If you or someone you care about has been arrested for DUI, there are many things you should be aware of. There are two classifications for DUI charges – operating a vehicle under the influence (DUI) and driving with a blood alcohol level above the legal limit. Each carries different penalties and jail time. So it is important that you are adequately prepared for these charges and proceedings. In this article, we’ll look at some of the things you should know as well as your legal rights.
You should be aware that DUI charges can come up at any time. If you or someone else was driving when it was your own, the charges will still apply even if they were not driving. Similarly, if you were a passenger in someone else’s vehicle, those charges also apply. For this reason, it is essential to keep yourself and your criminal defense attorney informed of your situation at all times. This way, you’ll have a clear understanding of what to expect.
First, you should know that the most common charge for DUI is Driving Impaired. Under this classification, the judge or magistrate is able to issue a citation for DUI even if the offender has not actually had a drink. As long as you were driving impaired by alcohol, you are guilty of Driving Impaired and may face up to a year in jail.
The second most common charge for DUI is Operating a Vehicle under the Influence (OVI). Under this classification, drivers can be given a citation for OVI even if they have not actually had a drink. Because OUI can often be related to other crimes such as drunk driving, the penalties associated with this charge can include fines, jail time, and even probation. You should definitely consult your attorney if you receive an OUI citation.
The final classification for DUI is the field sobriety test. If you have been charged with a DUI, one of the first things you need to do is consult with a criminal defense attorney. Although state laws regarding DUIs vary, most carry similar penalties including vehicle impounds, increased insurance rates, loss of license privileges, and more. Your DUI attorney will be able to discuss how these penalties might apply to your case and whether you might be entitled to them.

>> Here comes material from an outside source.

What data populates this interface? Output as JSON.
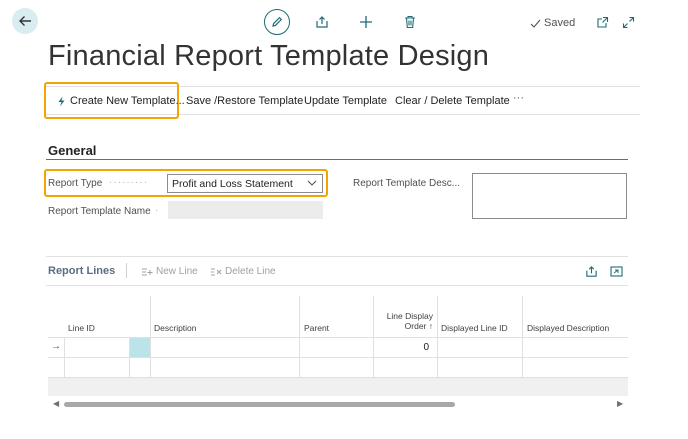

In addition to the penalties associated with DUI and OUI, there are additional charges that can occur if you are arrested for driving under the influence of drugs or alcohol. If you are arrested for driving under the influence of drugs, you may be eligible for immediate DUI/DWI forgiveness. Some states offer OUI/DWI forgiveness if the offender has passed a field sobriety test or completed a program for defensive driving. If you receive a citation for DUI or OUI offense, you should contact a local Florida criminal defense attorney right away to discuss your options.